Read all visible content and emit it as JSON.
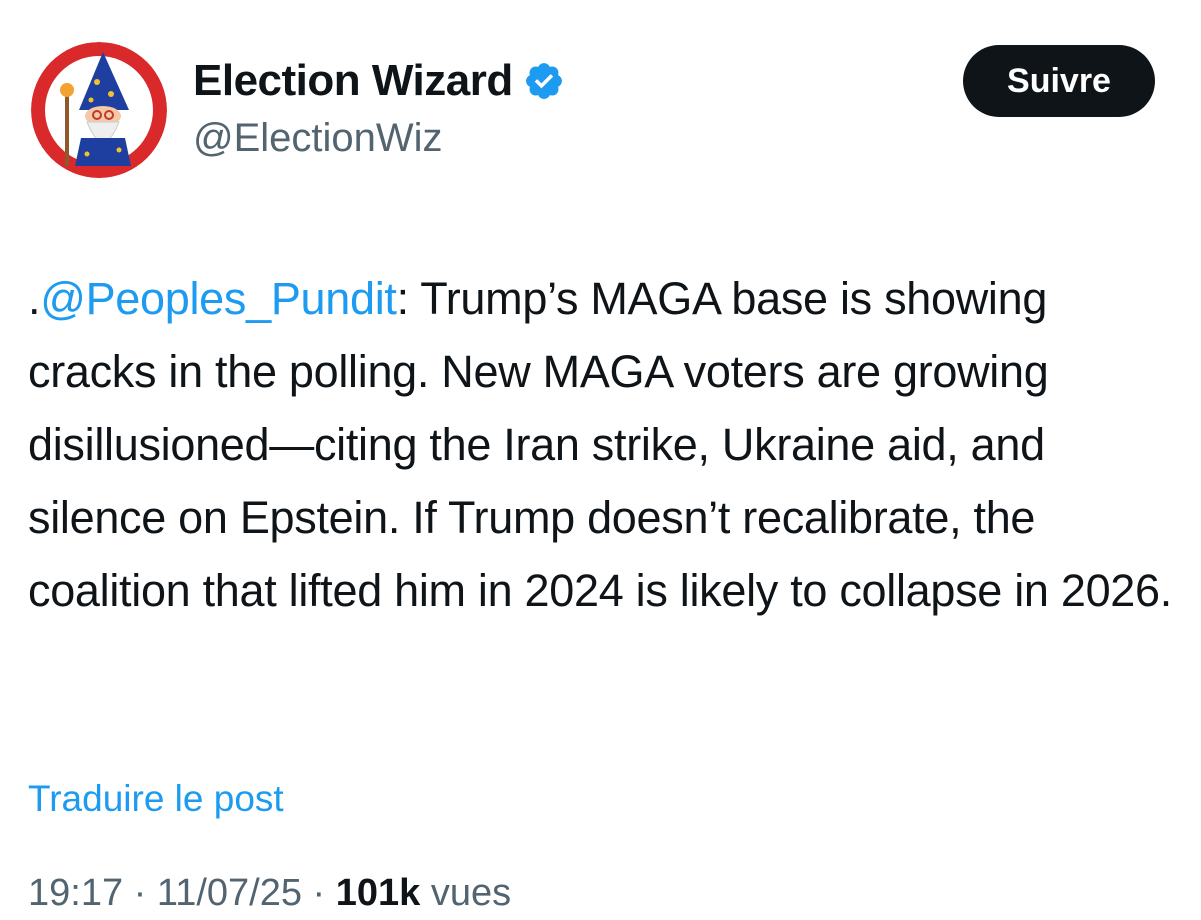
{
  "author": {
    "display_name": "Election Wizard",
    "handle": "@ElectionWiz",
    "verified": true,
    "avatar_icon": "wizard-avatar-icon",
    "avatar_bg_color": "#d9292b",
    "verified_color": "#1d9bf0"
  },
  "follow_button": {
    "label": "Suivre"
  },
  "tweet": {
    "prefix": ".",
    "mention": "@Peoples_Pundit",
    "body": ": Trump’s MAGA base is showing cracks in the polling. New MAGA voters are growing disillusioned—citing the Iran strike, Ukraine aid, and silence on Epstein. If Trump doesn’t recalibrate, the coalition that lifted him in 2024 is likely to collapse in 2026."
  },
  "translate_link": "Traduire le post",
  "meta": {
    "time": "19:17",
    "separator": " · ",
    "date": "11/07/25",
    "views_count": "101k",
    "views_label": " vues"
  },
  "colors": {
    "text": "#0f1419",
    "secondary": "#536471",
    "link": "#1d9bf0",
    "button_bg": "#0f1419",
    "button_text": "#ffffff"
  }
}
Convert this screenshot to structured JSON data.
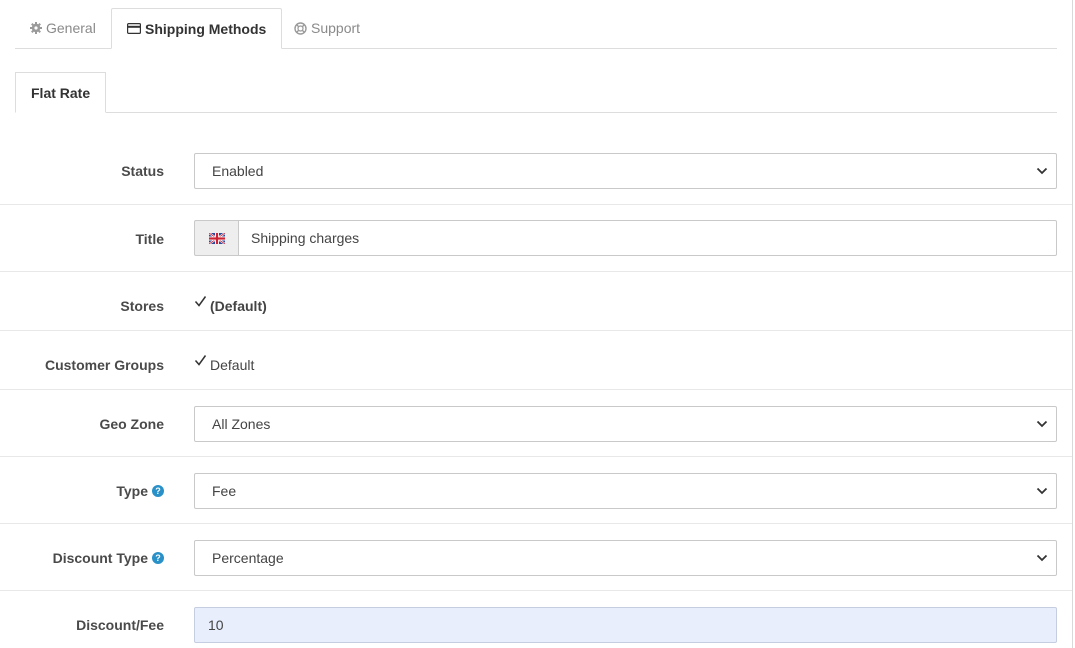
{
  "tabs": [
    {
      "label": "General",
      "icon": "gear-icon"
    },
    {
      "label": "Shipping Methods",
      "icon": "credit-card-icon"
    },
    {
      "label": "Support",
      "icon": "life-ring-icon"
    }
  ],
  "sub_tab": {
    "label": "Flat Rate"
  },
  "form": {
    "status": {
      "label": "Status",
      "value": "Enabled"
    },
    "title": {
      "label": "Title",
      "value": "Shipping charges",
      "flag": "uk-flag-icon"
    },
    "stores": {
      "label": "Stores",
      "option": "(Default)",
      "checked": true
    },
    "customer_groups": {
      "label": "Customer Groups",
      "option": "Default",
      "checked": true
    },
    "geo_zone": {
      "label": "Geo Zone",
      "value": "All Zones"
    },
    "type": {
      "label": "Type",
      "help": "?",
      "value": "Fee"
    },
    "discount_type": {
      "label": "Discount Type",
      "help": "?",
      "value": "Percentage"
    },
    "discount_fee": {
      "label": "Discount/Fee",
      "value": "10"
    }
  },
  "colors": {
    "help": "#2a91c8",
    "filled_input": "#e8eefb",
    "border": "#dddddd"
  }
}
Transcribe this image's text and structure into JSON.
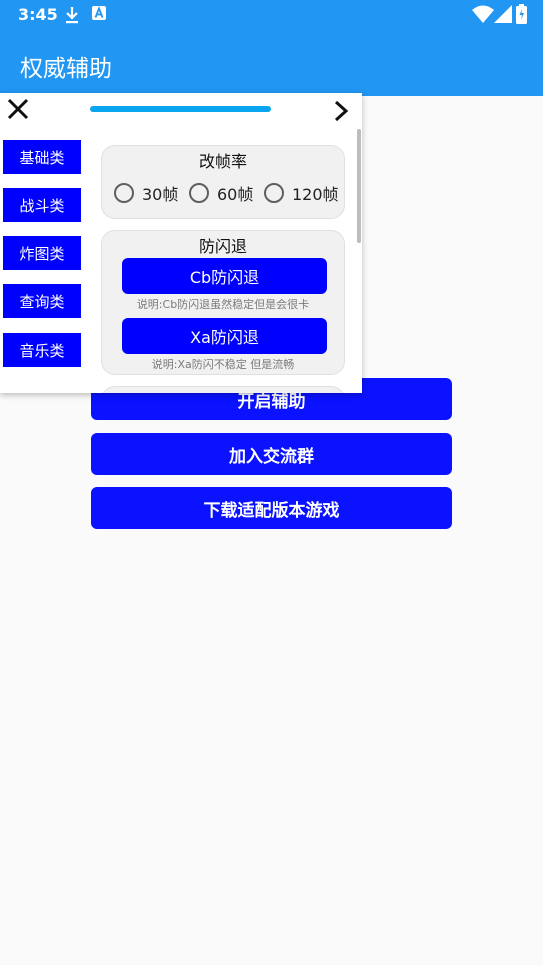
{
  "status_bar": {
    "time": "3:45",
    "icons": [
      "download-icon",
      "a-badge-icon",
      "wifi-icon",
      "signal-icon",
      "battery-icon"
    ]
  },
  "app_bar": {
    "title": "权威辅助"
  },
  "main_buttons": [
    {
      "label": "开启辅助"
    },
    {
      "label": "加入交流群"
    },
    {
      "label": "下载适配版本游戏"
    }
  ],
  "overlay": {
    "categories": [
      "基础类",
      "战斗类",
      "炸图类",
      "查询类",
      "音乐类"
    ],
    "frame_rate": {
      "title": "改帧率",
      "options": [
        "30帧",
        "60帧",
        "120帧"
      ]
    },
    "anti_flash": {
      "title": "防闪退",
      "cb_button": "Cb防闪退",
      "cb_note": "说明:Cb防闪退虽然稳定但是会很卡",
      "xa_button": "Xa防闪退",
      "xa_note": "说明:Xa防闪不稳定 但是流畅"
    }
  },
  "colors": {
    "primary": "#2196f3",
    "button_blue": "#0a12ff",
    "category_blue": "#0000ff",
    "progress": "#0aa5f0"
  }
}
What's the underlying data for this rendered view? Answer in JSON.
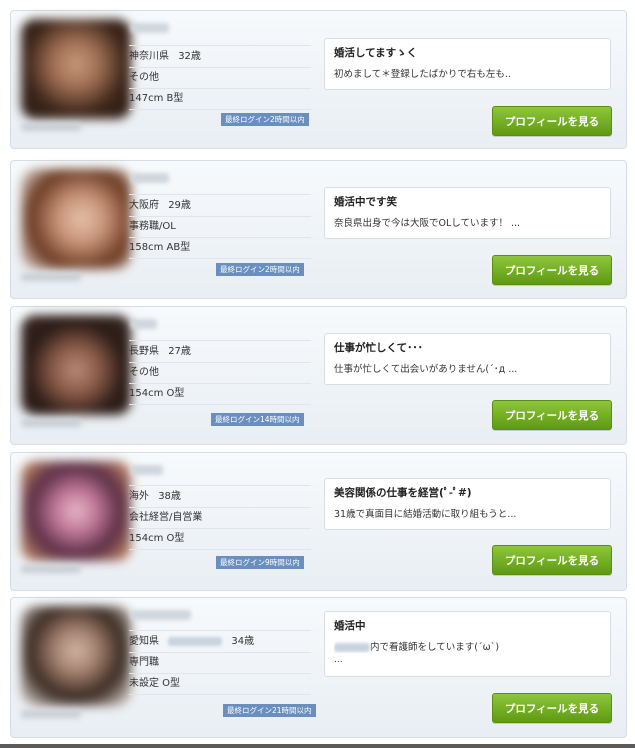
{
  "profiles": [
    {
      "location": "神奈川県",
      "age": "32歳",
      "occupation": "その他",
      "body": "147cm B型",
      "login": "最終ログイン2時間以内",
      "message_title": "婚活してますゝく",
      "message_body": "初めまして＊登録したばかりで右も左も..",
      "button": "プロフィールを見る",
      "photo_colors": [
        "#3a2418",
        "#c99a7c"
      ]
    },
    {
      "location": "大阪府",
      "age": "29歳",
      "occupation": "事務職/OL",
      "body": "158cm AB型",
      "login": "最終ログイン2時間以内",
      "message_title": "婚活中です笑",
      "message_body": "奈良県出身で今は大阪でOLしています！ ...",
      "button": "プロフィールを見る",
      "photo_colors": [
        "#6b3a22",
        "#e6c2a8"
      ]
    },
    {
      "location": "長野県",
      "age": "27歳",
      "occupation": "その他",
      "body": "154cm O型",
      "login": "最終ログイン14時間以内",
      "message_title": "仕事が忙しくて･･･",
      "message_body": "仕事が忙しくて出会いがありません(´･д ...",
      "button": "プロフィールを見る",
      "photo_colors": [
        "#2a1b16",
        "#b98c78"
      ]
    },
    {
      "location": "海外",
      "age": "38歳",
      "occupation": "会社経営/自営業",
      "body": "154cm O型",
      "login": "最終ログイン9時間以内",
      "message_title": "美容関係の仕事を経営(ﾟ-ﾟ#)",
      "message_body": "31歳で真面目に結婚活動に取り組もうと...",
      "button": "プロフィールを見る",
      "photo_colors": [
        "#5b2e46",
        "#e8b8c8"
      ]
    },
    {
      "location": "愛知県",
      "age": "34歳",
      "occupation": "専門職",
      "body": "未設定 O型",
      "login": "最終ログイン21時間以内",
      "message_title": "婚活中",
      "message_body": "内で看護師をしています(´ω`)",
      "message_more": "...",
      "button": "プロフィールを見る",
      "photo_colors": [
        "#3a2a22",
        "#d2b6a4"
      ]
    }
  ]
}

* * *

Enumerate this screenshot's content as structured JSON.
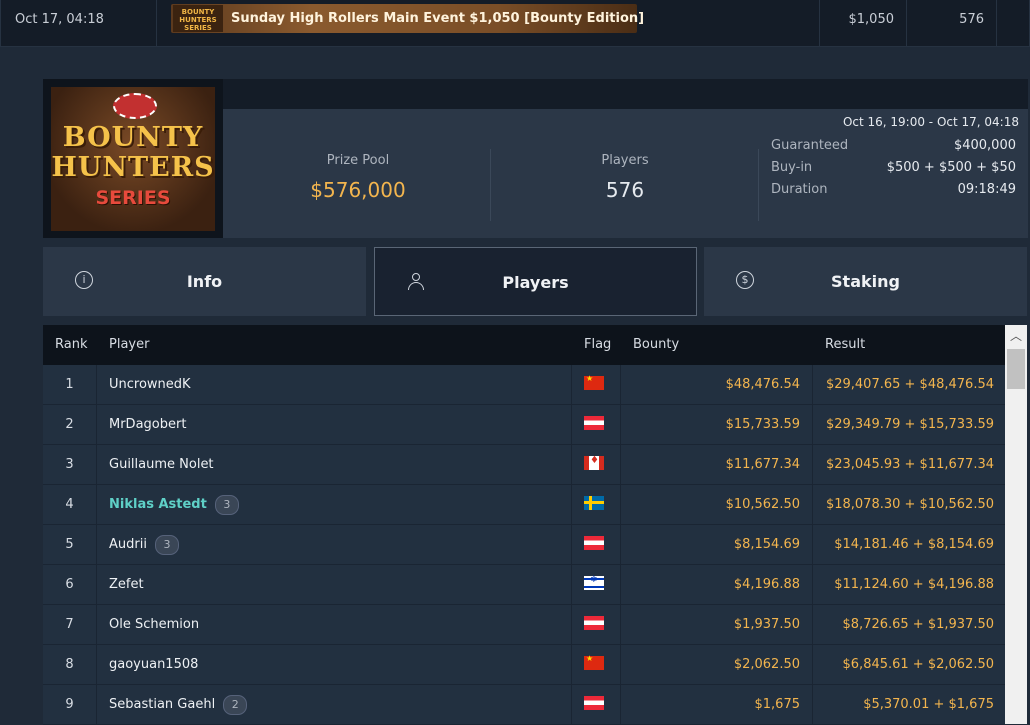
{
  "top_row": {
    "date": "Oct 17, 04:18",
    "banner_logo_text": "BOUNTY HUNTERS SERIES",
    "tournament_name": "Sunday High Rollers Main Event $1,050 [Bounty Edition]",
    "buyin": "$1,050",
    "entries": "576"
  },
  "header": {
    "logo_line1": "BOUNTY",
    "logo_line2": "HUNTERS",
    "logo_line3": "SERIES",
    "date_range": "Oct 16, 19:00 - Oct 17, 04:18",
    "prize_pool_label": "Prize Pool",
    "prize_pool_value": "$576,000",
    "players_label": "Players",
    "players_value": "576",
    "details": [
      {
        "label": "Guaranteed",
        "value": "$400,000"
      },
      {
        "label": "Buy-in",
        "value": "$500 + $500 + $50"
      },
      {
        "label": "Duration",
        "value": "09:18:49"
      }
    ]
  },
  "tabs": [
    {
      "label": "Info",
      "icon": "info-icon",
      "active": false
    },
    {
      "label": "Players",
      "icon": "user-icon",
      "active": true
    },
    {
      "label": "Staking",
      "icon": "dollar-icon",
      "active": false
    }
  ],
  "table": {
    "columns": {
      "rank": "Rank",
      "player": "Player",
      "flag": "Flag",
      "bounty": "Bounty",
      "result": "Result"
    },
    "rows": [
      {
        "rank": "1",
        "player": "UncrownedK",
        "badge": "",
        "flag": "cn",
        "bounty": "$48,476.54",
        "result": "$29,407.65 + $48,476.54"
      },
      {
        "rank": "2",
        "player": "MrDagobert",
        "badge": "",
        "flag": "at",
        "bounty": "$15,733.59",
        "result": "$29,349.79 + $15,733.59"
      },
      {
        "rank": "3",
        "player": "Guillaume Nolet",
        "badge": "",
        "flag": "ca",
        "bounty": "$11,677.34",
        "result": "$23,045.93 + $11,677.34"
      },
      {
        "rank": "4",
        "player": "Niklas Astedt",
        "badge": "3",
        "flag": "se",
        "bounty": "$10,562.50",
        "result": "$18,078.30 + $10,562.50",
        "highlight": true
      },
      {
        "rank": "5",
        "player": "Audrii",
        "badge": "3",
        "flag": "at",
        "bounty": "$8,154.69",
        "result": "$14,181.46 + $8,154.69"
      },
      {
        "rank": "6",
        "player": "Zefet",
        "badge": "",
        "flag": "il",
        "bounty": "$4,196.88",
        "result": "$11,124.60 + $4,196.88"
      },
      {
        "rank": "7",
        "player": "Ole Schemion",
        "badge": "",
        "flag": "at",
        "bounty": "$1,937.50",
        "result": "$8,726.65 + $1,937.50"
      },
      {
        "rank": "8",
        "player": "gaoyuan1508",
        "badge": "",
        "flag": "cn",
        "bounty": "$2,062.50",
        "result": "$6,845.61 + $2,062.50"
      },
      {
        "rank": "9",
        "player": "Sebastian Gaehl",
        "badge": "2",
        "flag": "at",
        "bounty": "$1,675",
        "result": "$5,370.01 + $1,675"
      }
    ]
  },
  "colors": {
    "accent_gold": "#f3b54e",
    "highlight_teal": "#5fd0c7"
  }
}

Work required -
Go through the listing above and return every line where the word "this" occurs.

Result -
Convert this screenshot to structured JSON data.
Transcribe this image's text and structure into JSON.
What's the underlying data for this rendered view? Answer in JSON.
Enumerate this screenshot's content as structured JSON.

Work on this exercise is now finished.